* [Task directions]: Give back an exact copy of the entries beneath, minus the pictures.

* [Available data]:
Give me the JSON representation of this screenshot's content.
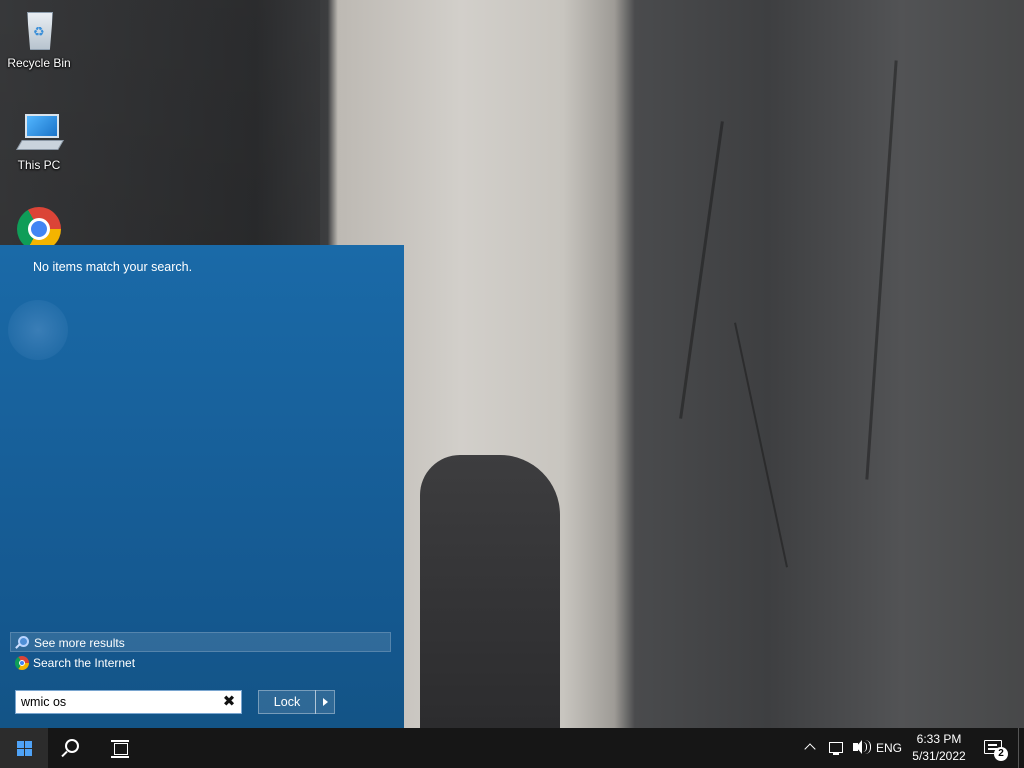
{
  "desktop": {
    "icons": [
      {
        "label": "Recycle Bin",
        "icon": "recycle-bin-icon"
      },
      {
        "label": "This PC",
        "icon": "computer-icon"
      },
      {
        "label": "",
        "icon": "chrome-icon"
      }
    ]
  },
  "start_panel": {
    "message": "No items match your search.",
    "results": [
      {
        "label": "See more results",
        "icon": "search-icon"
      },
      {
        "label": "Search the Internet",
        "icon": "chrome-icon"
      }
    ],
    "search": {
      "value": "wmic os",
      "clear_label": "✖"
    },
    "lock_label": "Lock"
  },
  "taskbar": {
    "language": "ENG",
    "time": "6:33 PM",
    "date": "5/31/2022",
    "notification_count": "2"
  }
}
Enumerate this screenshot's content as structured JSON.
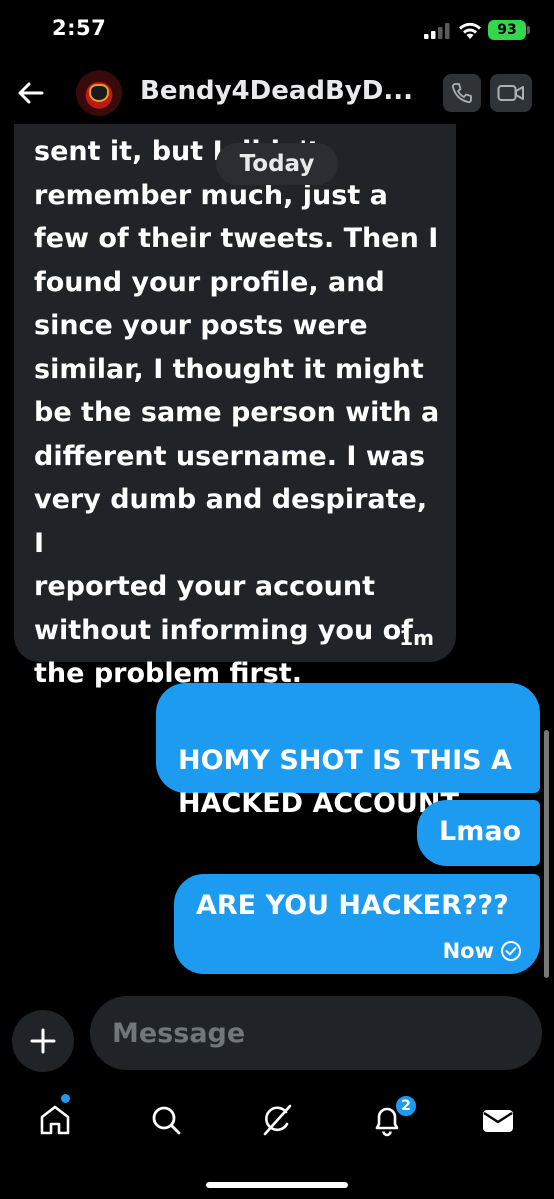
{
  "status_bar": {
    "time": "2:57",
    "battery": "93"
  },
  "header": {
    "contact_name": "Bendy4DeadByD...",
    "back_icon": "arrow-left-icon",
    "call_icon": "phone-icon",
    "video_icon": "video-camera-icon"
  },
  "conversation": {
    "date_separator": "Today",
    "received": [
      {
        "text": "sent it, but I didn't\nremember much, just a\nfew of their tweets. Then I\nfound your profile, and\nsince your posts were\nsimilar, I thought it might\nbe the same person with a\ndifferent username. I was\nvery dumb and despirate, I\nreported your account\nwithout informing you of\nthe problem first.",
        "time": "1m"
      }
    ],
    "sent": [
      {
        "text": "HOMY SHOT IS THIS A\nHACKED ACCOUNT"
      },
      {
        "text": "Lmao"
      },
      {
        "text": "ARE YOU HACKER???",
        "time": "Now",
        "status_icon": "check-circle-icon"
      }
    ]
  },
  "composer": {
    "placeholder": "Message",
    "add_icon": "plus-icon"
  },
  "bottom_nav": {
    "items": [
      {
        "name": "home",
        "icon": "home-icon",
        "has_dot": true
      },
      {
        "name": "search",
        "icon": "search-icon"
      },
      {
        "name": "grok",
        "icon": "grok-icon"
      },
      {
        "name": "notifications",
        "icon": "bell-icon",
        "badge": "2"
      },
      {
        "name": "messages",
        "icon": "envelope-icon"
      }
    ]
  },
  "colors": {
    "accent": "#1d9bf0",
    "received_bubble": "#202327",
    "background": "#000000"
  }
}
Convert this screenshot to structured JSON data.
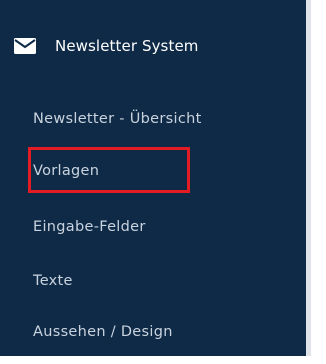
{
  "sidebar": {
    "header": {
      "icon": "envelope-icon",
      "title": "Newsletter System"
    },
    "items": [
      {
        "label": "Newsletter - Übersicht"
      },
      {
        "label": "Vorlagen"
      },
      {
        "label": "Eingabe-Felder"
      },
      {
        "label": "Texte"
      },
      {
        "label": "Aussehen / Design"
      }
    ]
  },
  "colors": {
    "background": "#0f2a47",
    "text": "#c9d3de",
    "header_text": "#ffffff",
    "highlight_border": "#e31b23",
    "scrollbar": "#dfe3e8"
  }
}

* [Output of the exercise]:
Give me the JSON representation of this screenshot's content.
{
  "desktop": {
    "icons": [
      {
        "label": "Recycle Bin",
        "icon": "recycle-bin-icon"
      },
      {
        "label": "This PC",
        "icon": "computer-icon"
      },
      {
        "label": "",
        "icon": "chrome-icon"
      }
    ]
  },
  "start_panel": {
    "message": "No items match your search.",
    "results": [
      {
        "label": "See more results",
        "icon": "search-icon"
      },
      {
        "label": "Search the Internet",
        "icon": "chrome-icon"
      }
    ],
    "search": {
      "value": "wmic os",
      "clear_label": "✖"
    },
    "lock_label": "Lock"
  },
  "taskbar": {
    "language": "ENG",
    "time": "6:33 PM",
    "date": "5/31/2022",
    "notification_count": "2"
  }
}
Enumerate this screenshot's content as structured JSON.
{
  "status_bar": {
    "time": "2:57",
    "battery": "93"
  },
  "header": {
    "contact_name": "Bendy4DeadByD...",
    "back_icon": "arrow-left-icon",
    "call_icon": "phone-icon",
    "video_icon": "video-camera-icon"
  },
  "conversation": {
    "date_separator": "Today",
    "received": [
      {
        "text": "sent it, but I didn't\nremember much, just a\nfew of their tweets. Then I\nfound your profile, and\nsince your posts were\nsimilar, I thought it might\nbe the same person with a\ndifferent username. I was\nvery dumb and despirate, I\nreported your account\nwithout informing you of\nthe problem first.",
        "time": "1m"
      }
    ],
    "sent": [
      {
        "text": "HOMY SHOT IS THIS A\nHACKED ACCOUNT"
      },
      {
        "text": "Lmao"
      },
      {
        "text": "ARE YOU HACKER???",
        "time": "Now",
        "status_icon": "check-circle-icon"
      }
    ]
  },
  "composer": {
    "placeholder": "Message",
    "add_icon": "plus-icon"
  },
  "bottom_nav": {
    "items": [
      {
        "name": "home",
        "icon": "home-icon",
        "has_dot": true
      },
      {
        "name": "search",
        "icon": "search-icon"
      },
      {
        "name": "grok",
        "icon": "grok-icon"
      },
      {
        "name": "notifications",
        "icon": "bell-icon",
        "badge": "2"
      },
      {
        "name": "messages",
        "icon": "envelope-icon"
      }
    ]
  },
  "colors": {
    "accent": "#1d9bf0",
    "received_bubble": "#202327",
    "background": "#000000"
  }
}
Convert this screenshot to structured JSON data.
{
  "sidebar": {
    "header": {
      "icon": "envelope-icon",
      "title": "Newsletter System"
    },
    "items": [
      {
        "label": "Newsletter - Übersicht"
      },
      {
        "label": "Vorlagen"
      },
      {
        "label": "Eingabe-Felder"
      },
      {
        "label": "Texte"
      },
      {
        "label": "Aussehen / Design"
      }
    ]
  },
  "colors": {
    "background": "#0f2a47",
    "text": "#c9d3de",
    "header_text": "#ffffff",
    "highlight_border": "#e31b23",
    "scrollbar": "#dfe3e8"
  }
}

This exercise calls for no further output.